27 October 2012
Last updated at 01:24
Exactly 100 years ago in Brazil, Rio de Janeiro’s "Bondinho" or cable car started taking people up Sugar Loaf mountain at the entrance to the city’s Guanabara Bay
The cable car was dreamed up in 1908 by a man who wanted to boost tourism in Rio, and is today one of the city’s most popular attractions after the Christ the Redeemer statue, with 1.3m visitors in 2011.
The first cable car was made out of wood and held 22 people. When it was built, there were only two others of its kind in the world - in Spain and Switzerland.
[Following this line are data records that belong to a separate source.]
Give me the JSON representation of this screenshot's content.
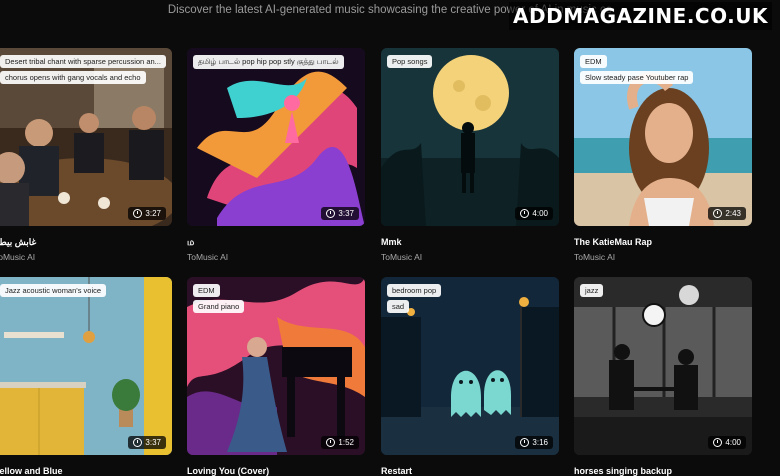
{
  "header": {
    "subtitle": "Discover the latest AI-generated music showcasing the creative power of AI in music co"
  },
  "watermark": "ADDMAGAZINE.CO.UK",
  "cards": [
    {
      "tags": [
        "Desert tribal chant with sparse percussion an...",
        "chorus opens with gang vocals and echo"
      ],
      "duration": "3:27",
      "title": "غابش بيطلـ",
      "author": "ToMusic AI"
    },
    {
      "tags": [
        "தமிழ் பாடல் pop hip pop stly குத்து பாடல்"
      ],
      "duration": "3:37",
      "title": "ம",
      "author": "ToMusic AI"
    },
    {
      "tags": [
        "Pop songs"
      ],
      "duration": "4:00",
      "title": "Mmk",
      "author": "ToMusic AI"
    },
    {
      "tags": [
        "EDM",
        "Slow steady pase Youtuber rap"
      ],
      "duration": "2:43",
      "title": "The KatieMau Rap",
      "author": "ToMusic AI"
    },
    {
      "tags": [
        "Jazz acoustic woman's voice"
      ],
      "duration": "3:37",
      "title": "Yellow and Blue",
      "author": ""
    },
    {
      "tags": [
        "EDM",
        "Grand piano"
      ],
      "duration": "1:52",
      "title": "Loving You (Cover)",
      "author": ""
    },
    {
      "tags": [
        "bedroom pop",
        "sad"
      ],
      "duration": "3:16",
      "title": "Restart",
      "author": ""
    },
    {
      "tags": [
        "jazz"
      ],
      "duration": "4:00",
      "title": "horses singing backup",
      "author": ""
    }
  ]
}
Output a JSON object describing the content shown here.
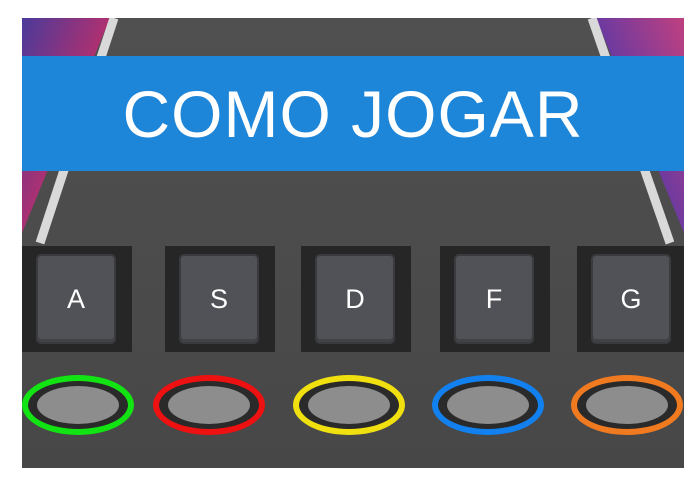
{
  "title": "COMO JOGAR",
  "colors": {
    "banner": "#1e86d8",
    "track": "#4a4a4a",
    "track_edge": "#d9d9d9",
    "key_box": "#262626",
    "key_cap": "#505257",
    "pad": "#8d8d8d"
  },
  "lanes": [
    {
      "key": "A",
      "ring_color": "#12e312"
    },
    {
      "key": "S",
      "ring_color": "#ee1111"
    },
    {
      "key": "D",
      "ring_color": "#f0e010"
    },
    {
      "key": "F",
      "ring_color": "#1280ee"
    },
    {
      "key": "G",
      "ring_color": "#f07a20"
    }
  ]
}
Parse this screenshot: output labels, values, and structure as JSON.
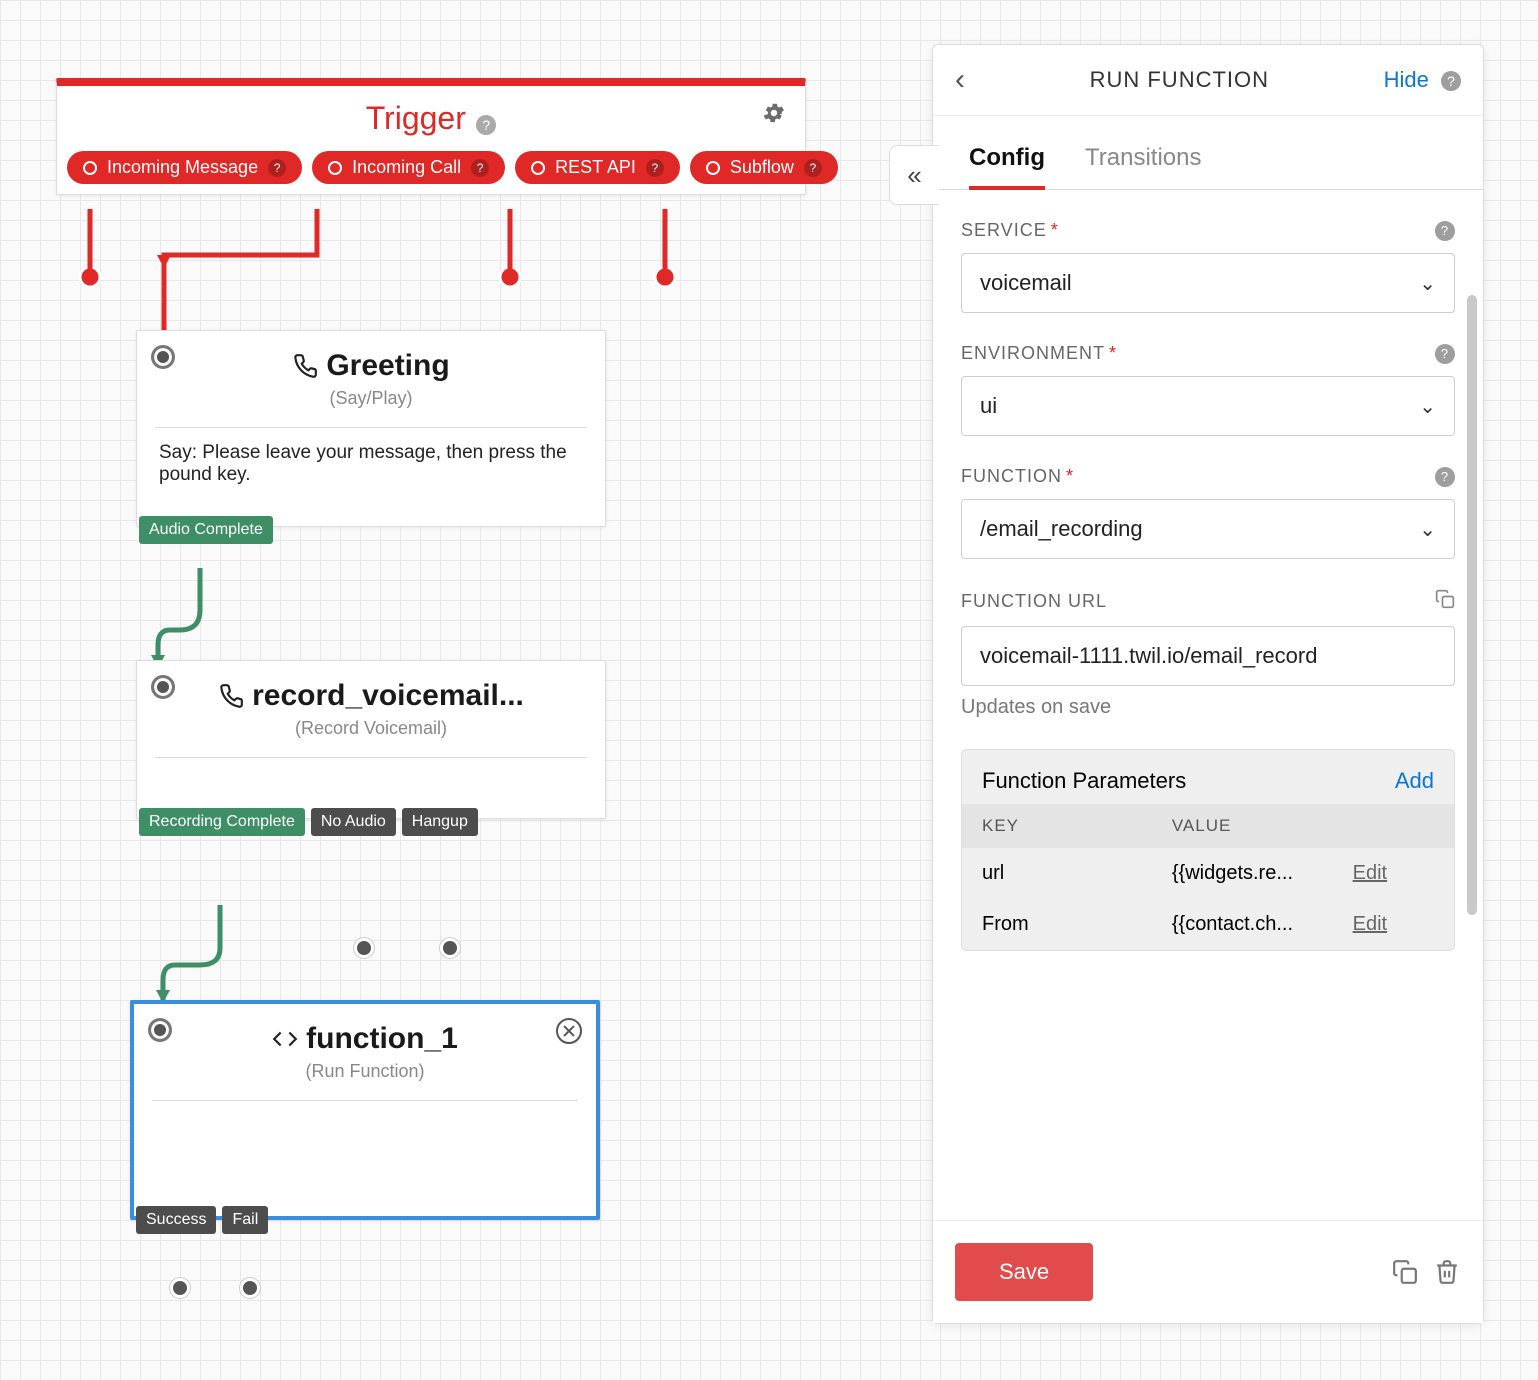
{
  "trigger": {
    "title": "Trigger",
    "pills": [
      "Incoming Message",
      "Incoming Call",
      "REST API",
      "Subflow"
    ]
  },
  "nodes": {
    "greeting": {
      "title": "Greeting",
      "sub": "(Say/Play)",
      "body": "Say: Please leave your message, then press the pound key.",
      "badges": [
        "Audio Complete"
      ]
    },
    "record": {
      "title": "record_voicemail...",
      "sub": "(Record Voicemail)",
      "body": "",
      "badges": [
        "Recording Complete",
        "No Audio",
        "Hangup"
      ]
    },
    "function1": {
      "title": "function_1",
      "sub": "(Run Function)",
      "body": "",
      "badges": [
        "Success",
        "Fail"
      ]
    }
  },
  "panel": {
    "title": "RUN FUNCTION",
    "hide": "Hide",
    "tabs": {
      "config": "Config",
      "transitions": "Transitions"
    },
    "fields": {
      "service_label": "SERVICE",
      "service_value": "voicemail",
      "env_label": "ENVIRONMENT",
      "env_value": "ui",
      "func_label": "FUNCTION",
      "func_value": "/email_recording",
      "funcurl_label": "FUNCTION URL",
      "funcurl_value": "voicemail-1111.twil.io/email_record",
      "funcurl_hint": "Updates on save"
    },
    "params": {
      "title": "Function Parameters",
      "add": "Add",
      "col_key": "KEY",
      "col_val": "VALUE",
      "rows": [
        {
          "key": "url",
          "value": "{{widgets.re...",
          "action": "Edit"
        },
        {
          "key": "From",
          "value": "{{contact.ch...",
          "action": "Edit"
        }
      ]
    },
    "save": "Save"
  }
}
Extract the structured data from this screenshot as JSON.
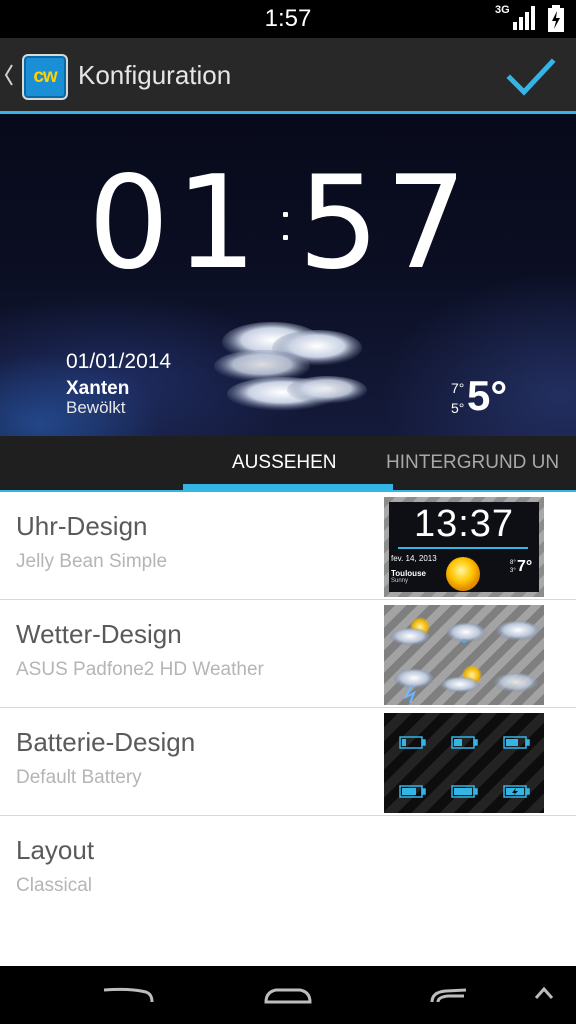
{
  "status_bar": {
    "time": "1:57",
    "network": "3G",
    "signal": "signal-icon",
    "battery": "battery-charging-icon"
  },
  "action_bar": {
    "up_icon": "chevron-left-icon",
    "logo_text": "cw",
    "title": "Konfiguration",
    "done_icon": "checkmark-icon"
  },
  "widget_preview": {
    "clock_hours": "01",
    "clock_minutes": "57",
    "date": "01/01/2014",
    "city": "Xanten",
    "condition": "Bewölkt",
    "temp_high": "7°",
    "temp_low": "5°",
    "temp_current": "5°",
    "weather_icon": "cloud-icon"
  },
  "tabs": [
    {
      "label": "AUSSEHEN",
      "active": true
    },
    {
      "label": "HINTERGRUND UN",
      "active": false
    }
  ],
  "settings": [
    {
      "title": "Uhr-Design",
      "subtitle": "Jelly Bean Simple",
      "thumb": {
        "time": "13:37",
        "date": "fev. 14, 2013",
        "city": "Toulouse",
        "condition": "Sunny",
        "hi": "8°",
        "lo": "3°",
        "temp": "7°"
      }
    },
    {
      "title": "Wetter-Design",
      "subtitle": "ASUS Padfone2 HD Weather"
    },
    {
      "title": "Batterie-Design",
      "subtitle": "Default Battery"
    },
    {
      "title": "Layout",
      "subtitle": "Classical"
    }
  ],
  "colors": {
    "accent": "#33b5e5",
    "action_bar": "#282828",
    "list_bg": "#ffffff",
    "title_text": "#5a5a5a",
    "subtitle_text": "#b5b5b5"
  }
}
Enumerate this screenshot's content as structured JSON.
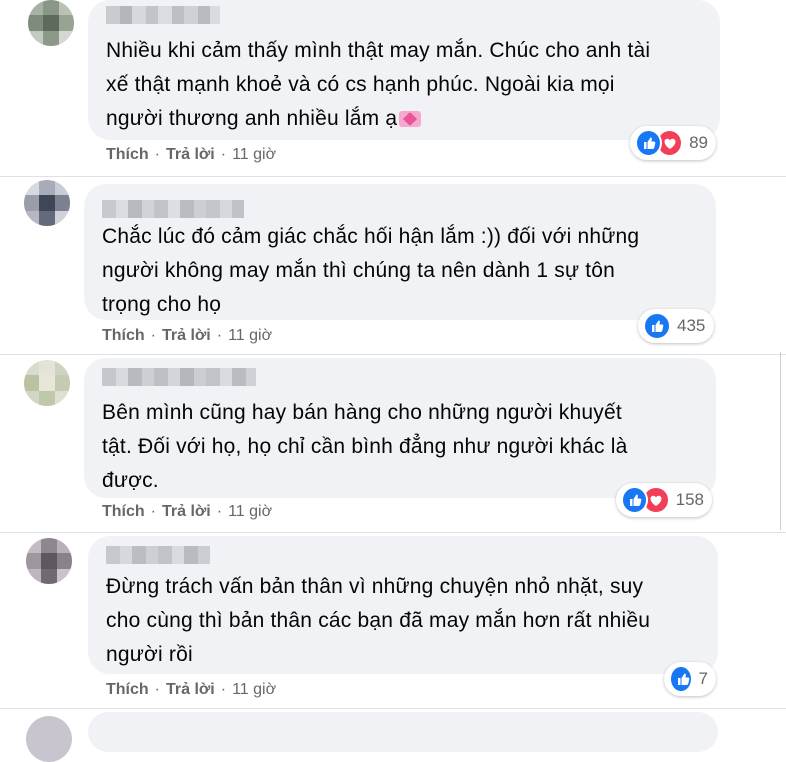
{
  "comments": [
    {
      "text_lines": [
        "Nhiều khi cảm thấy mình thật may mắn. Chúc cho anh tài",
        "xế thật mạnh khoẻ và có cs hạnh phúc. Ngoài kia mọi",
        "người thương anh nhiều lắm ạ"
      ],
      "like_label": "Thích",
      "reply_label": "Trả lời",
      "time": "11 giờ",
      "reaction_count": "89",
      "reactions": [
        "like",
        "love"
      ]
    },
    {
      "text_lines": [
        "Chắc lúc đó cảm giác chắc hối hận lắm :)) đối với những",
        "người không may mắn thì chúng ta nên dành 1 sự tôn",
        "trọng cho họ"
      ],
      "like_label": "Thích",
      "reply_label": "Trả lời",
      "time": "11 giờ",
      "reaction_count": "435",
      "reactions": [
        "like"
      ]
    },
    {
      "text_lines": [
        "Bên mình cũng hay bán hàng cho những người khuyết",
        "tật. Đối với họ, họ chỉ cần bình đẳng như người khác là",
        "được."
      ],
      "like_label": "Thích",
      "reply_label": "Trả lời",
      "time": "11 giờ",
      "reaction_count": "158",
      "reactions": [
        "like",
        "love"
      ]
    },
    {
      "text_lines": [
        "Đừng trách vấn bản thân vì những chuyện nhỏ nhặt, suy",
        "cho cùng thì bản thân các bạn đã may mắn hơn rất nhiều",
        "người rồi"
      ],
      "like_label": "Thích",
      "reply_label": "Trả lời",
      "time": "11 giờ",
      "reaction_count": "7",
      "reactions": [
        "like"
      ]
    }
  ],
  "dot": "·",
  "colors": {
    "bubble": "#f0f2f5",
    "meta": "#65676b",
    "like": "#1877f2",
    "love": "#f33e58"
  }
}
The worker standing on it was responsible for cable maintenance.
The construction was challenging: Climbers were used to take up the equipment and Bondinho mastermind Augusto Ferreira Ramos was mocked by fellow engineers, who suggested the cable car should lead straight to the national asylum.
The wooden cable car was replaced in 1972 by the model that inspires the current cars, which use glass panels Even before that, it received famous visitors such as John F Kennedy and Albert Einstein.
In 1977, American ropewalker Steven McPeak walked over the cables holding a metal rod as a counter, crossing the gap between Urca Hill (220m/721ft high) and the Sugar Loaf (396m/1299ft).
But perhaps the cable car’s most notorious moment was starring in a James Bond movie. The storyboard depicts the fight between 007 Roger Moore and his foe Jaws, staged in – or rather on top of – the cable car, for a scene in Moonraker (1979).
Today, both the number of visitors and queuing time to go up are on the rise. The firm that runs the cable car is planning on making upgrades to cope with the demands, but the changes will only be completed in time for the Olympics in 2016 - not the World Cup in 2014.
The view offered from the top of Urca Hill attracts mostly tourists during the day, but at night it is the cariocas, as Rio’s residents are called, who go up, attracted by the concerts and parties staged during the summer. * All pictures courtesy of the archives of Companhia Caminho Aereo Pao de Acucar